There has been a lot of hemming in this project, all of it by hand. So my learning to sew with a thimble is coming on nicely. However, of the challenges I’ve completed so far, this is the one I’m least happy with. I’m struggling to find the right way to wear the melia. This isn’t helped by it being a printed, rather than a woven, stripe; it’s impossible to avoid the wrong side of the fabric showing.
I’m not entirely happy with the qamisa, either. I deliberately kept it a simple shape, but I don't know enough about the development of costume, certainly non-European costume, to know what would be correct for a specific date. As a result I feel I've made something vaguely 'historical', but not entirely accurate for any period. The neckline is wider than I would like, although this doesn’t show under the melia. It is also far too tight at the hips, so I will need to redo the side seams and insert an extra piece. At least it will be a triangular piece!
The Small Print
The Challenge: Squares, Rectangles & Triangles
Fabric: Remnant of green cotton and ½ metre muslin for the headdress, 4 metres striped cotton for the melia, 2 metres white cotton for the qamisa, yarn from my stash
Pattern: Mostly my own.
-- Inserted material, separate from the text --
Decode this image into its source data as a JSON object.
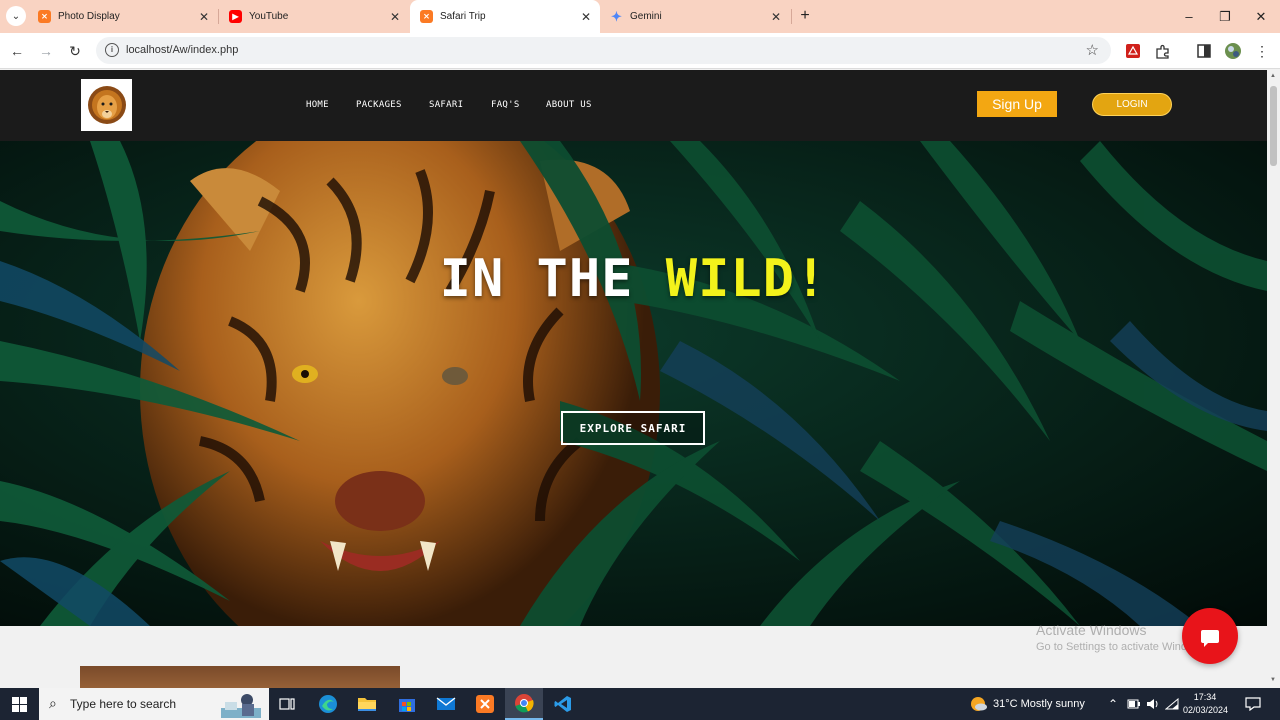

Dimensions for the melia and other information on Tunisian costume taken from Aisha Ali’s DVD Tunisian Rhythms and Raqs Shaabi
Year: Vague - this is a traditional costume, so was worn in some form over a long period
How historically accurate is it? Hmm. See above for my concerns about historical accuracy.
Hours to complete: I’m hopeless at this bit, I always forget to count!
First worn: Just now, to take photos
Total cost: £24 for the various fabrics
* Projects Half Done. Sounds much more impressive than a UFO pile.